* [Task directions]: Wherever a picture appears, skip it and retype the rest of the data exactly.

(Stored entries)

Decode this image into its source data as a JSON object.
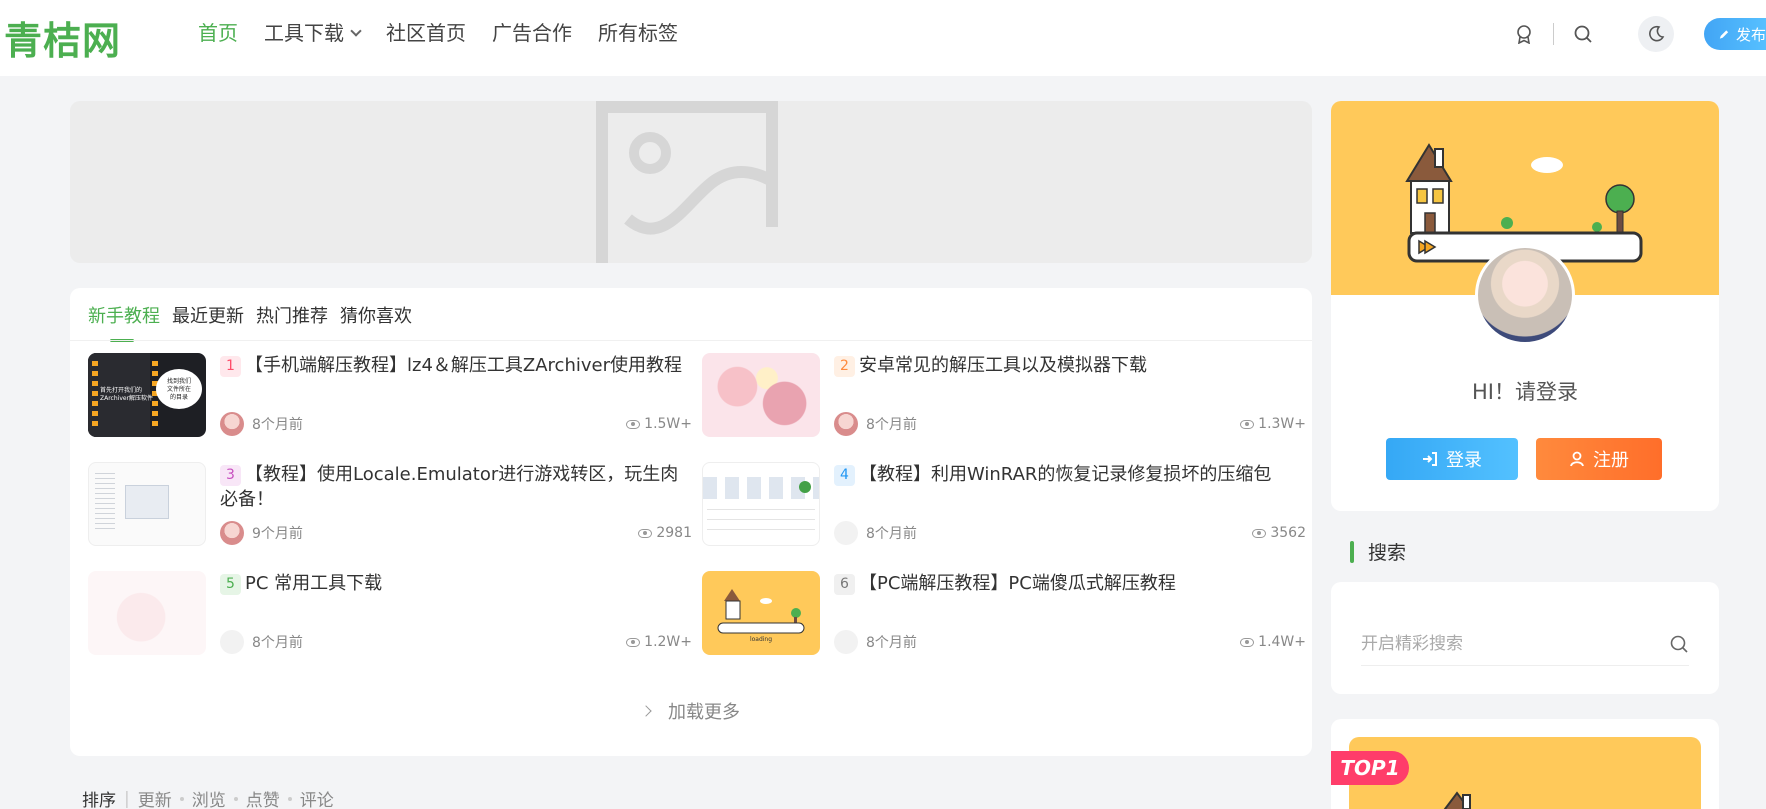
{
  "header": {
    "logo_text": "青桔网",
    "nav": [
      {
        "label": "首页",
        "active": true
      },
      {
        "label": "工具下载",
        "has_dropdown": true
      },
      {
        "label": "社区首页"
      },
      {
        "label": "广告合作"
      },
      {
        "label": "所有标签"
      }
    ],
    "publish_label": "发布"
  },
  "tabs": [
    "新手教程",
    "最近更新",
    "热门推荐",
    "猜你喜欢"
  ],
  "posts": [
    {
      "rank": "1",
      "title": "【手机端解压教程】lz4＆解压工具ZArchiver使用教程",
      "time": "8个月前",
      "views": "1.5W+",
      "rank_color": "#ff4d6a",
      "rank_bg": "#ffe8ec"
    },
    {
      "rank": "2",
      "title": "安卓常见的解压工具以及模拟器下载",
      "time": "8个月前",
      "views": "1.3W+",
      "rank_color": "#ff8a3d",
      "rank_bg": "#fff0e4"
    },
    {
      "rank": "3",
      "title": "【教程】使用Locale.Emulator进行游戏转区，玩生肉必备！",
      "time": "9个月前",
      "views": "2981",
      "rank_color": "#c850c0",
      "rank_bg": "#f8e6f7"
    },
    {
      "rank": "4",
      "title": "【教程】利用WinRAR的恢复记录修复损坏的压缩包",
      "time": "8个月前",
      "views": "3562",
      "rank_color": "#2196f3",
      "rank_bg": "#e3f1fd"
    },
    {
      "rank": "5",
      "title": "PC 常用工具下载",
      "time": "8个月前",
      "views": "1.2W+",
      "rank_color": "#4caf50",
      "rank_bg": "#e6f5e6"
    },
    {
      "rank": "6",
      "title": "【PC端解压教程】PC端傻瓜式解压教程",
      "time": "8个月前",
      "views": "1.4W+",
      "rank_color": "#777777",
      "rank_bg": "#f0f0f0"
    }
  ],
  "thumb_texts": {
    "t1": "找到我们\n文件所在\n的目录",
    "t1_left": "首先打开我们的\nZArchiver解压软件",
    "t6": "loading"
  },
  "load_more": "加载更多",
  "sort": {
    "label": "排序",
    "options": [
      "更新",
      "浏览",
      "点赞",
      "评论"
    ]
  },
  "user": {
    "greeting": "HI！请登录",
    "login": "登录",
    "register": "注册"
  },
  "search": {
    "title": "搜索",
    "placeholder": "开启精彩搜索"
  },
  "top_badge": "TOP1",
  "colors": {
    "accent": "#4caf50",
    "login": "#35a8f5",
    "register": "#ff7a33",
    "banner_yellow": "#ffc95a"
  }
}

* [Response to this exercise]:
Decode this image into its source data as a JSON object.
{
  "header": {
    "logo_text": "青桔网",
    "nav": [
      {
        "label": "首页",
        "active": true
      },
      {
        "label": "工具下载",
        "has_dropdown": true
      },
      {
        "label": "社区首页"
      },
      {
        "label": "广告合作"
      },
      {
        "label": "所有标签"
      }
    ],
    "publish_label": "发布"
  },
  "tabs": [
    "新手教程",
    "最近更新",
    "热门推荐",
    "猜你喜欢"
  ],
  "posts": [
    {
      "rank": "1",
      "title": "【手机端解压教程】lz4＆解压工具ZArchiver使用教程",
      "time": "8个月前",
      "views": "1.5W+",
      "rank_color": "#ff4d6a",
      "rank_bg": "#ffe8ec"
    },
    {
      "rank": "2",
      "title": "安卓常见的解压工具以及模拟器下载",
      "time": "8个月前",
      "views": "1.3W+",
      "rank_color": "#ff8a3d",
      "rank_bg": "#fff0e4"
    },
    {
      "rank": "3",
      "title": "【教程】使用Locale.Emulator进行游戏转区，玩生肉必备！",
      "time": "9个月前",
      "views": "2981",
      "rank_color": "#c850c0",
      "rank_bg": "#f8e6f7"
    },
    {
      "rank": "4",
      "title": "【教程】利用WinRAR的恢复记录修复损坏的压缩包",
      "time": "8个月前",
      "views": "3562",
      "rank_color": "#2196f3",
      "rank_bg": "#e3f1fd"
    },
    {
      "rank": "5",
      "title": "PC 常用工具下载",
      "time": "8个月前",
      "views": "1.2W+",
      "rank_color": "#4caf50",
      "rank_bg": "#e6f5e6"
    },
    {
      "rank": "6",
      "title": "【PC端解压教程】PC端傻瓜式解压教程",
      "time": "8个月前",
      "views": "1.4W+",
      "rank_color": "#777777",
      "rank_bg": "#f0f0f0"
    }
  ],
  "thumb_texts": {
    "t1": "找到我们\n文件所在\n的目录",
    "t1_left": "首先打开我们的\nZArchiver解压软件",
    "t6": "loading"
  },
  "load_more": "加载更多",
  "sort": {
    "label": "排序",
    "options": [
      "更新",
      "浏览",
      "点赞",
      "评论"
    ]
  },
  "user": {
    "greeting": "HI！请登录",
    "login": "登录",
    "register": "注册"
  },
  "search": {
    "title": "搜索",
    "placeholder": "开启精彩搜索"
  },
  "top_badge": "TOP1",
  "colors": {
    "accent": "#4caf50",
    "login": "#35a8f5",
    "register": "#ff7a33",
    "banner_yellow": "#ffc95a"
  }
}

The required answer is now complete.